This benchmarking lawsuit
claims that despite some conflicting number crunching on the district's part, the number of students that actually graduated from the district to be somewhere between 53 and 67 percent over the course of the past seven years.
It goes into how those numbers are comprised of mostly "Caucasian"
graduates, lending to the belief that African-American and Hispanic students in the Palm Beach district are not being provided similar quality educational provisions, according to a news article
The class-action suit lays out details of other districts who allegedly have mirroring student make-up as far as demographics and socioeconomic status, both of which are contributing factors to student success when it comes to drop out and traditional graduation numbers.
In addition to low graduation rates among all students in Palm Beach County, there is a significant disparity between the graduation rates of African-American and Hispanic students and those of white students. For the past five years, the gap between black and white graduation rates has remained approximately 30%, while the gap between Hispanic and white graduation rates has been about 20%. According to the ACLU’s legal challenge, the stark difference in graduation rates along racial lines is evidence enough of the school district’s constitutional violations.
The ACLU is not seeking monetary or punitive actions against the district, only that it:
improve its graduation rates without pushing students out of the system
Although needed improvement in any school district is not something that is lacking, trying to alter the lifestyles associated with what is an already national issue might be quite a challenge. National graduation averages in America are around 65 percent (give or take a couple of percentage points) and the national graduation average for minority groups is just over 50 percent, both of which are in line with the numbers cited in the ACLU lawsuit against the Florida district.
Dropout rates within the Hispanic and African-American cultures are quite common, at a rate of just over 10 and 20 percent respectively, as are high dropout rates in areas of the socioeconomically disadvantaged. These trends create a cyclical pattern in that high school dropouts are more likely to be unemployed, poor and involved in crime.
Certain groups may have a higher rate of transient lifestyle patterns, which also is a significant contributing factor to their ability to receive a quality education and consequently, graduate.
Individuals who receive a high school diploma have a higher income potential, as it is a minimum requirement for most career positions as well as post-secondary education.
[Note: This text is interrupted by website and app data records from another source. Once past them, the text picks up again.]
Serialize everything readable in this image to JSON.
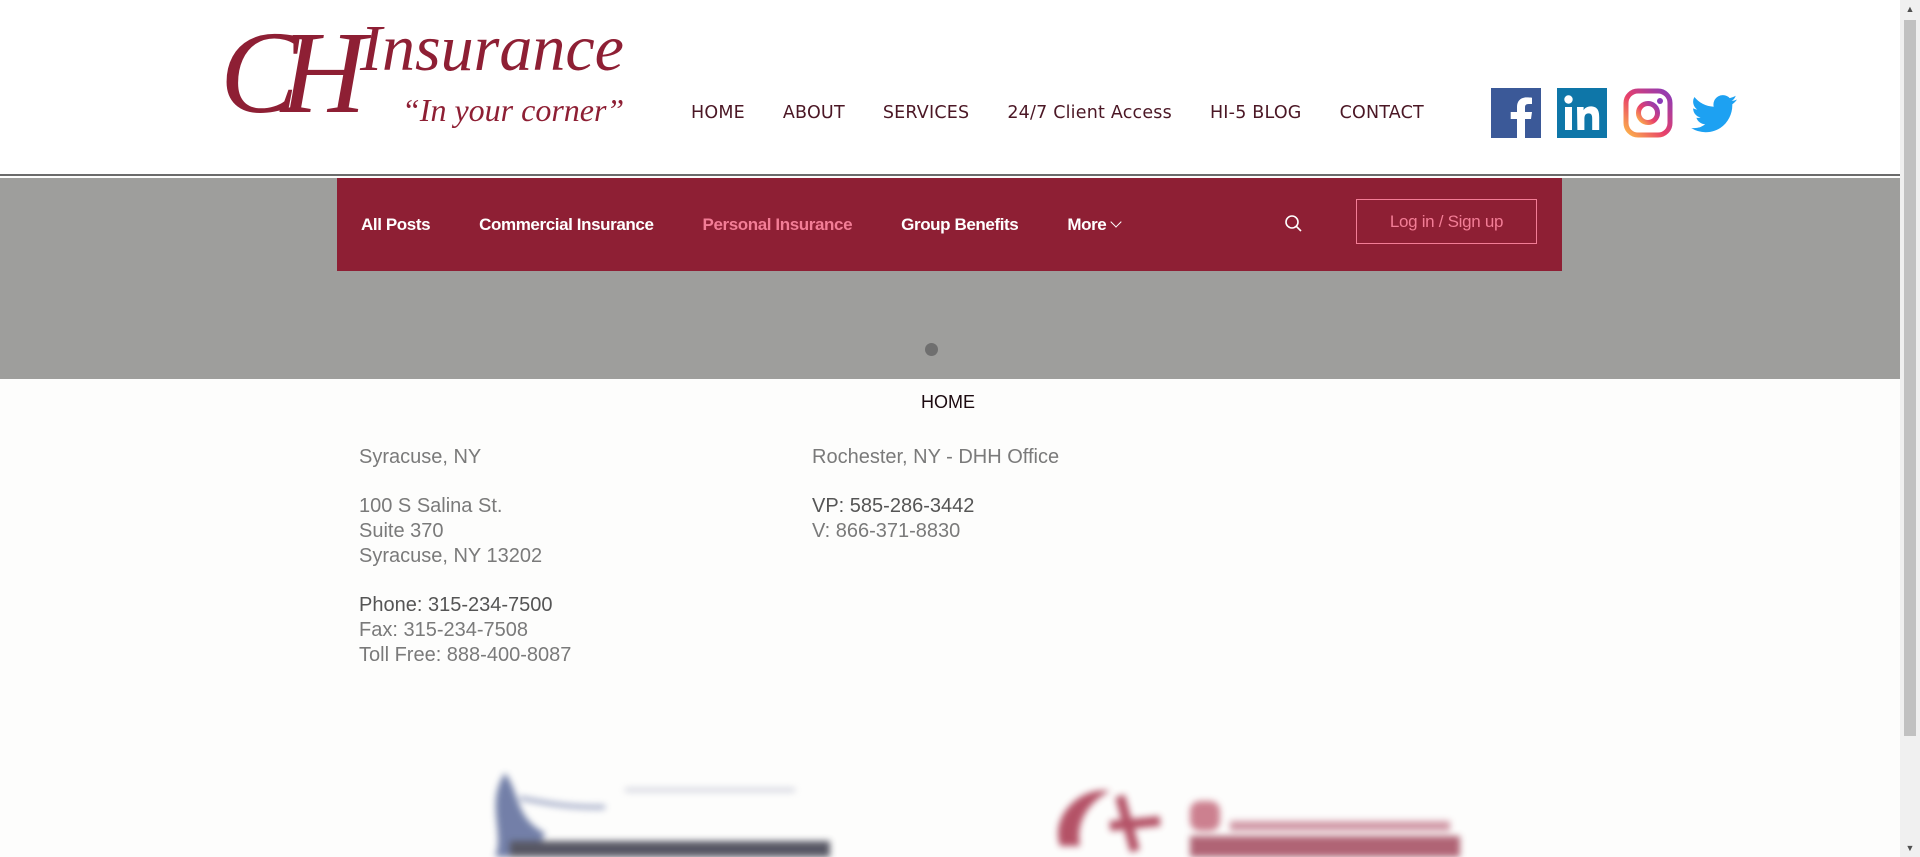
{
  "header": {
    "logo": {
      "monogram": "CH",
      "word": "Insurance",
      "tagline": "“In your corner”"
    },
    "nav": [
      {
        "label": "HOME"
      },
      {
        "label": "ABOUT"
      },
      {
        "label": "SERVICES"
      },
      {
        "label": "24/7 Client Access"
      },
      {
        "label": "HI-5 BLOG"
      },
      {
        "label": "CONTACT"
      }
    ],
    "social": [
      "facebook-icon",
      "linkedin-icon",
      "instagram-icon",
      "twitter-icon"
    ]
  },
  "blog": {
    "menu": [
      {
        "label": "All Posts"
      },
      {
        "label": "Commercial Insurance"
      },
      {
        "label": "Personal Insurance"
      },
      {
        "label": "Group Benefits"
      },
      {
        "label": "More"
      }
    ],
    "login_label": "Log in / Sign up"
  },
  "content": {
    "home_link": "HOME",
    "syracuse": {
      "title": "Syracuse, NY",
      "address1": "100 S Salina St.",
      "address2": "Suite 370",
      "address3": "Syracuse, NY 13202",
      "phone": "Phone: 315-234-7500",
      "fax": "Fax: 315-234-7508",
      "tollfree": "Toll Free: 888-400-8087"
    },
    "rochester": {
      "title": "Rochester, NY - DHH Office",
      "vp": "VP: 585-286-3442",
      "v": "V: 866-371-8830"
    }
  },
  "colors": {
    "brand": "#8e1f34",
    "accent_pink": "#f37d96",
    "nav_text": "#4b1725",
    "band_gray": "#9e9e9c"
  }
}
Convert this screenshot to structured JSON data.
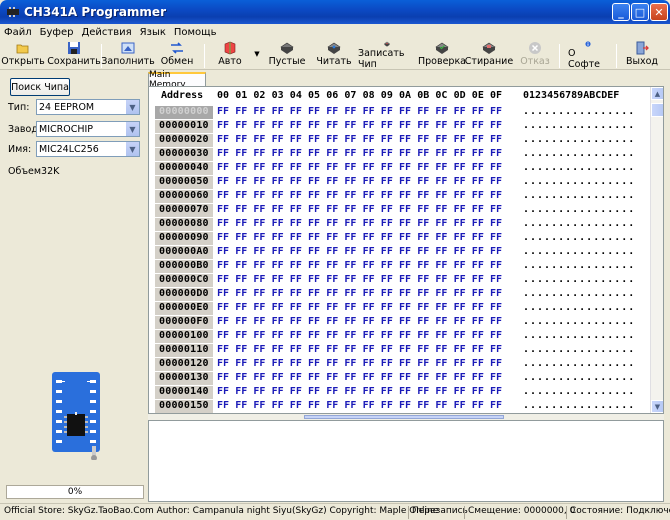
{
  "window": {
    "title": "CH341A Programmer"
  },
  "menu": [
    "Файл",
    "Буфер",
    "Действия",
    "Язык",
    "Помощь"
  ],
  "toolbar": {
    "open": "Открыть",
    "save": "Сохранить",
    "fill": "Заполнить",
    "swap": "Обмен",
    "auto": "Авто",
    "blank": "Пустые",
    "read": "Читать",
    "write": "Записать Чип",
    "verify": "Проверка",
    "erase": "Стирание",
    "cancel": "Отказ",
    "about": "О Софте",
    "exit": "Выход"
  },
  "left": {
    "search_button": "Поиск Чипа",
    "type_label": "Тип:",
    "type_value": "24 EEPROM",
    "maker_label": "Завод:",
    "maker_value": "MICROCHIP",
    "name_label": "Имя:",
    "name_value": "MIC24LC256",
    "size_label": "Объем32K",
    "progress_text": "0%",
    "progress_value": 0
  },
  "memory_tab": "Main Memory",
  "hex": {
    "address_header": "Address",
    "columns": [
      "00",
      "01",
      "02",
      "03",
      "04",
      "05",
      "06",
      "07",
      "08",
      "09",
      "0A",
      "0B",
      "0C",
      "0D",
      "0E",
      "0F"
    ],
    "ascii_header": "0123456789ABCDEF",
    "rows": [
      "00000000",
      "00000010",
      "00000020",
      "00000030",
      "00000040",
      "00000050",
      "00000060",
      "00000070",
      "00000080",
      "00000090",
      "000000A0",
      "000000B0",
      "000000C0",
      "000000D0",
      "000000E0",
      "000000F0",
      "00000100",
      "00000110",
      "00000120",
      "00000130",
      "00000140",
      "00000150"
    ],
    "byte_value": "FF",
    "ascii_value": "................",
    "selected_row": 0
  },
  "status": {
    "store": "Official Store: SkyGz.TaoBao.Com Author: Campanula night Siyu(SkyGz) Copyright: Maple Online",
    "mode": "Перезапись",
    "offset": "Смещение: 0000000, 0",
    "state": "Состояние: Подключен"
  }
}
Should the ACLU be allowed to go through with a lawsuit that claims better education for "all"
as its main goal, even though its focal point is on the minority groups and their national inability to stay in school or perform?